“‘For I know the plans I have for you,’ declares the Lord, ‘plans to prosper you and not to harm you, plans to give you hope and a future.'” These words come from the Biblical prophet Jeremiah, and they were the words God gave to him to speak to the Israelites when they were in exile. These words have become very familiar to me as they have come up in my own reading, my son’s devotional, and the blog of another writer. Further, the concept of “plans” has been at the front of my mind, as our church has been going through the book of Proverbs and talking about seeking God’s wisdom for our life’s plans, and on the home front, we are examining our past and future plans regarding my husband’s career.
Perhaps the most earnest and honest discussion I had about the verse in Jeremiah was with our 7-year old son during his bedtime devotional reading. After he had read the verse, I asked him how it made him feel to know that God has plans for his life, even before he knows them. He said he felt both good and bad. This piqued my interest, so I asked him why “bad”. He replied, “What if I don’t like the plans God has for me?” I love good conversations with our boy; the wheels turn in his mind and totally catch us off guard sometimes!
A blurred montage of my life’s decisions, directions, and plans sped through my mind as I thought of how to answer. Bear in mind that all conversations with him in the evening are in the presence of his toddler sister, who is usually climbing onto something or asking me for or about something just to stay in the forefront of my attention. This time was no different, so I wasn’t able to give him as thorough an answer as his question deserved. I remember asking him to look back on his 7-year old life and tell me whether God had led him to good things so far. When he said that God indeed had done so, I asked him why he thought the future would be any different. I also reminded him that we are of course free to make our own choices. God did not fashion us as droids.
I’ve had a whole day to think over his response and my answer, and there are of course some things I would add if and when we get to continue this discussion. Going along with what we’ve been hearing at church, we must first know the character and motives of God before we can place our trust in Him for our lives.
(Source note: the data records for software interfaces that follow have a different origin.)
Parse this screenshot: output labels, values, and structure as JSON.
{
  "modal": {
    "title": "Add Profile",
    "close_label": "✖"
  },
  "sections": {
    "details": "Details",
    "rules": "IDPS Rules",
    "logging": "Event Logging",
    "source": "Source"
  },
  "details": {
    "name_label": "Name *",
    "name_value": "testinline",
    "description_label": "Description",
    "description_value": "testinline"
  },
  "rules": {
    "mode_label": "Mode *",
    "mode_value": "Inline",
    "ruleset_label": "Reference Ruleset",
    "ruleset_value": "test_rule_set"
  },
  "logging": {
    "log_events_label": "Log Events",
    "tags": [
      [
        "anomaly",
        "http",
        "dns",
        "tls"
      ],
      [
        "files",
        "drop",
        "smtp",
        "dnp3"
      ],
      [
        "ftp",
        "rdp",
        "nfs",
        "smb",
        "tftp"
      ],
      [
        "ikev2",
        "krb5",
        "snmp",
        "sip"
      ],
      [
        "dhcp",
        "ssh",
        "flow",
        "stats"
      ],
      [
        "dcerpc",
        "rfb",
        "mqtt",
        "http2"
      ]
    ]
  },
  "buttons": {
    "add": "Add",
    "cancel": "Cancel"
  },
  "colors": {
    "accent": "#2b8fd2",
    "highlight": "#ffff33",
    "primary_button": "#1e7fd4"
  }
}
Many people resist searching out God’s plans for their lives because they either don’t know God well enough or they don’t want to know him well enough. The words of Jeremiah to the Israelites speak of God’s heart for His people. They were in a tough situation to say the least, but God still promised good for them. We probably will never face exile as they did, but we face numerous obstacles, some minor and some devastating. Facing those obstacles, we have a choice to keep trusting God and His promise to work things out for the good of those who love Him, or to falsely think that He either doesn’t care or somehow wants bad things for us, and turn away from Him. When I was facing the possibility of a miscarriage that did end in the loss of twins, I remember hearing the question “why?” coming from my heart, over and over. As I prayed through the sadness, I could hear God countering my question with one of His own: “But do you trust me?” As I watched my husband endure the strains of his medical training, I felt the same confusion, frustration, and sadness. But as I gave all those feelings and more to God in prayer, I knew I could trust Him. I know His grace and love sustained both my husband and myself through the darkest valleys of those years. Even though I don’t know why my life took such turns, I knew all along that His faithfulness, His love, His goodness, hadn’t changed, and never would.
I can’t expect my young boy to know God this way yet. He just hasn’t experienced enough in life yet to know God through deep sorrow and hurt. Learning to see the goodness of God in a bad situation is a benchmark of faith. We hope for what isn’t seen. We look to examples of His faith and love in our past and in the lives of others to remind us to keep trusting. The ultimate example, of course, of God bringing about good through a horrible event is His own Son’s death on the Cross. The fact that Jesus is alive is the very basis for my trust in God to bring about good. My prayer for my children–and for all of us–is that we can see God for who He is and learn to trust Him no matter what. My heart has such a peace within it, knowing that I have put my trust in someone who is more than worthy of it. I am excited to see His plans unfold in the life of my family.